(Dataset rows for apps and sites)
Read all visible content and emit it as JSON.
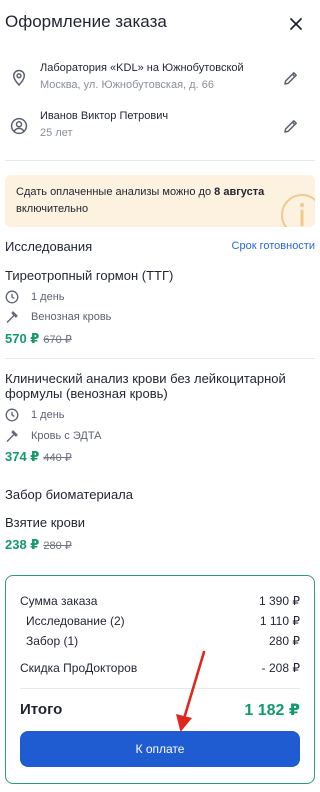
{
  "header": {
    "title": "Оформление заказа"
  },
  "clinic": {
    "name": "Лаборатория «KDL» на Южнобутовской",
    "address": "Москва, ул. Южнобутовская, д. 66"
  },
  "patient": {
    "name": "Иванов Виктор Петрович",
    "age": "25 лет"
  },
  "notice": {
    "text": "Сдать оплаченные анализы можно до ",
    "date": "8 августа",
    "suffix": " включительно"
  },
  "research": {
    "title": "Исследования",
    "ready_link": "Срок готовности",
    "items": [
      {
        "title": "Тиреотропный гормон (ТТГ)",
        "duration": "1 день",
        "material": "Венозная кровь",
        "price": "570 ₽",
        "old_price": "670 ₽"
      },
      {
        "title": "Клинический анализ крови без лейкоцитарной формулы (венозная кровь)",
        "duration": "1 день",
        "material": "Кровь с ЭДТА",
        "price": "374 ₽",
        "old_price": "440 ₽"
      }
    ]
  },
  "biomaterial": {
    "title": "Забор биоматериала",
    "service": "Взятие крови",
    "price": "238 ₽",
    "old_price": "280 ₽"
  },
  "summary": {
    "order_sum_label": "Сумма заказа",
    "order_sum": "1 390 ₽",
    "research_label": "Исследование (2)",
    "research_sum": "1 110 ₽",
    "sampling_label": "Забор (1)",
    "sampling_sum": "280 ₽",
    "discount_label": "Скидка ПроДокторов",
    "discount": "- 208 ₽",
    "total_label": "Итого",
    "total": "1 182 ₽",
    "pay_button": "К оплате"
  },
  "colors": {
    "accent": "#1f5cd1",
    "price": "#139a6a",
    "notice_bg": "#fdf1df",
    "arrow": "#e0271f"
  }
}
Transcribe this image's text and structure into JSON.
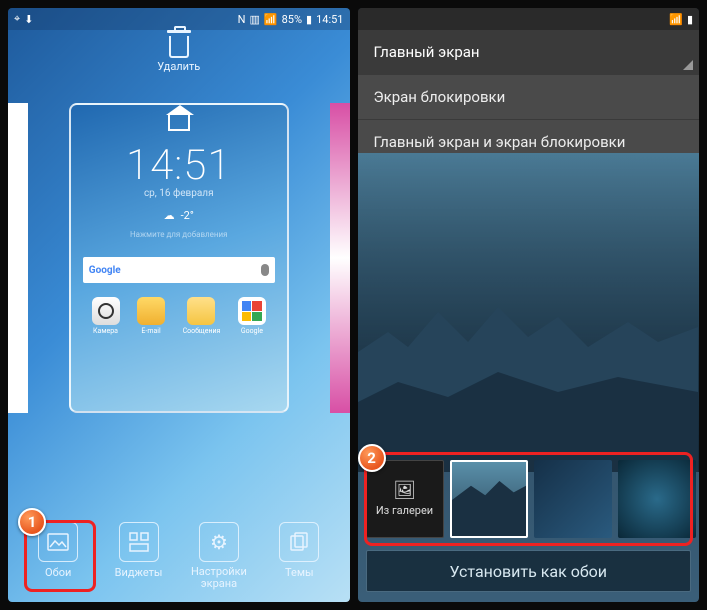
{
  "left": {
    "status": {
      "battery_pct": "85%",
      "time": "14:51"
    },
    "delete_label": "Удалить",
    "clock": {
      "time": "14:51",
      "date": "ср, 16 февраля"
    },
    "hint": "Нажмите для добавления",
    "search": {
      "logo": "Google"
    },
    "apps": [
      {
        "label": "Камера"
      },
      {
        "label": "E-mail"
      },
      {
        "label": "Сообщения"
      },
      {
        "label": "Google"
      }
    ],
    "actions": {
      "wallpaper": "Обои",
      "widgets": "Виджеты",
      "settings": "Настройки экрана",
      "themes": "Темы"
    },
    "badge": "1"
  },
  "right": {
    "options": {
      "home": "Главный экран",
      "lock": "Экран блокировки",
      "both": "Главный экран и экран блокировки"
    },
    "gallery_label": "Из галереи",
    "set_btn": "Установить как обои",
    "badge": "2"
  }
}
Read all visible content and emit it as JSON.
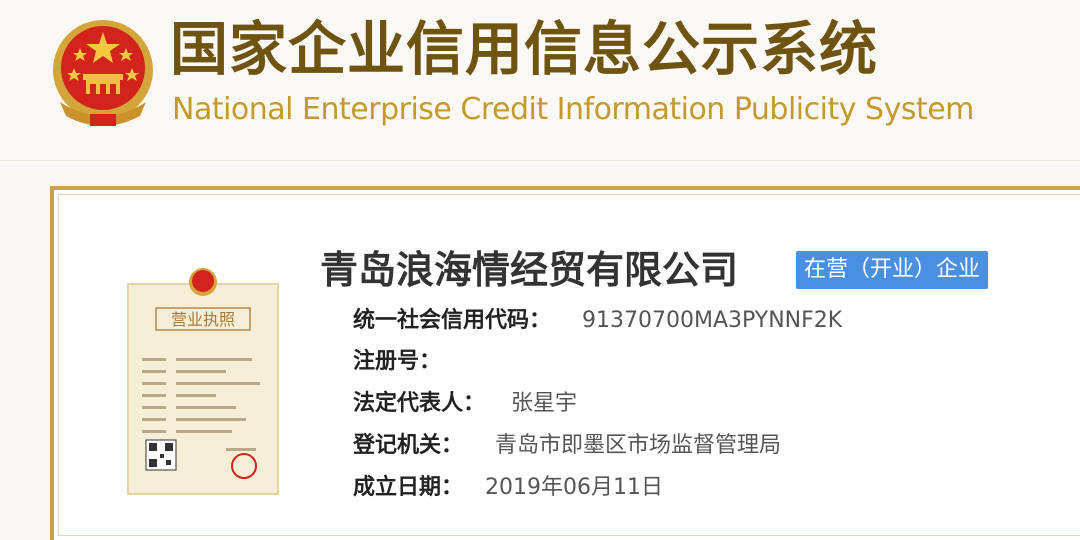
{
  "header": {
    "title_cn": "国家企业信用信息公示系统",
    "title_en": "National Enterprise Credit Information Publicity System",
    "emblem_icon": "national-emblem-icon"
  },
  "company": {
    "name": "青岛浪海情经贸有限公司",
    "status": "在营（开业）企业",
    "license_icon": "business-license-icon",
    "fields": [
      {
        "label": "统一社会信用代码：",
        "value": "91370700MA3PYNNF2K"
      },
      {
        "label": "注册号：",
        "value": ""
      },
      {
        "label": "法定代表人：",
        "value": "张星宇"
      },
      {
        "label": "登记机关：",
        "value": "青岛市即墨区市场监督管理局"
      },
      {
        "label": "成立日期：",
        "value": "2019年06月11日"
      }
    ]
  },
  "license_image": {
    "title": "营业执照"
  },
  "colors": {
    "brand_brown": "#6e5410",
    "brand_gold": "#c59a2c",
    "panel_border": "#c9a24a",
    "badge_blue": "#4a90e2"
  }
}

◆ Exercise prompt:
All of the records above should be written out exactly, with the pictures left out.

◆ Response below:
Read all visible content and emit it as JSON.
{
  "header": {
    "title": "Оформление заказа"
  },
  "clinic": {
    "name": "Лаборатория «KDL» на Южнобутовской",
    "address": "Москва, ул. Южнобутовская, д. 66"
  },
  "patient": {
    "name": "Иванов Виктор Петрович",
    "age": "25 лет"
  },
  "notice": {
    "text": "Сдать оплаченные анализы можно до ",
    "date": "8 августа",
    "suffix": " включительно"
  },
  "research": {
    "title": "Исследования",
    "ready_link": "Срок готовности",
    "items": [
      {
        "title": "Тиреотропный гормон (ТТГ)",
        "duration": "1 день",
        "material": "Венозная кровь",
        "price": "570 ₽",
        "old_price": "670 ₽"
      },
      {
        "title": "Клинический анализ крови без лейкоцитарной формулы (венозная кровь)",
        "duration": "1 день",
        "material": "Кровь с ЭДТА",
        "price": "374 ₽",
        "old_price": "440 ₽"
      }
    ]
  },
  "biomaterial": {
    "title": "Забор биоматериала",
    "service": "Взятие крови",
    "price": "238 ₽",
    "old_price": "280 ₽"
  },
  "summary": {
    "order_sum_label": "Сумма заказа",
    "order_sum": "1 390 ₽",
    "research_label": "Исследование (2)",
    "research_sum": "1 110 ₽",
    "sampling_label": "Забор (1)",
    "sampling_sum": "280 ₽",
    "discount_label": "Скидка ПроДокторов",
    "discount": "- 208 ₽",
    "total_label": "Итого",
    "total": "1 182 ₽",
    "pay_button": "К оплате"
  },
  "colors": {
    "accent": "#1f5cd1",
    "price": "#139a6a",
    "notice_bg": "#fdf1df",
    "arrow": "#e0271f"
  }
}
Transcribe this image's text and structure into JSON.
{
  "left": {
    "status": {
      "battery_pct": "85%",
      "time": "14:51"
    },
    "delete_label": "Удалить",
    "clock": {
      "time": "14:51",
      "date": "ср, 16 февраля"
    },
    "hint": "Нажмите для добавления",
    "search": {
      "logo": "Google"
    },
    "apps": [
      {
        "label": "Камера"
      },
      {
        "label": "E-mail"
      },
      {
        "label": "Сообщения"
      },
      {
        "label": "Google"
      }
    ],
    "actions": {
      "wallpaper": "Обои",
      "widgets": "Виджеты",
      "settings": "Настройки экрана",
      "themes": "Темы"
    },
    "badge": "1"
  },
  "right": {
    "options": {
      "home": "Главный экран",
      "lock": "Экран блокировки",
      "both": "Главный экран и экран блокировки"
    },
    "gallery_label": "Из галереи",
    "set_btn": "Установить как обои",
    "badge": "2"
  }
}
Read all visible content and emit it as JSON.
{
  "header": {
    "title_cn": "国家企业信用信息公示系统",
    "title_en": "National Enterprise Credit Information Publicity System",
    "emblem_icon": "national-emblem-icon"
  },
  "company": {
    "name": "青岛浪海情经贸有限公司",
    "status": "在营（开业）企业",
    "license_icon": "business-license-icon",
    "fields": [
      {
        "label": "统一社会信用代码：",
        "value": "91370700MA3PYNNF2K"
      },
      {
        "label": "注册号：",
        "value": ""
      },
      {
        "label": "法定代表人：",
        "value": "张星宇"
      },
      {
        "label": "登记机关：",
        "value": "青岛市即墨区市场监督管理局"
      },
      {
        "label": "成立日期：",
        "value": "2019年06月11日"
      }
    ]
  },
  "license_image": {
    "title": "营业执照"
  },
  "colors": {
    "brand_brown": "#6e5410",
    "brand_gold": "#c59a2c",
    "panel_border": "#c9a24a",
    "badge_blue": "#4a90e2"
  }
}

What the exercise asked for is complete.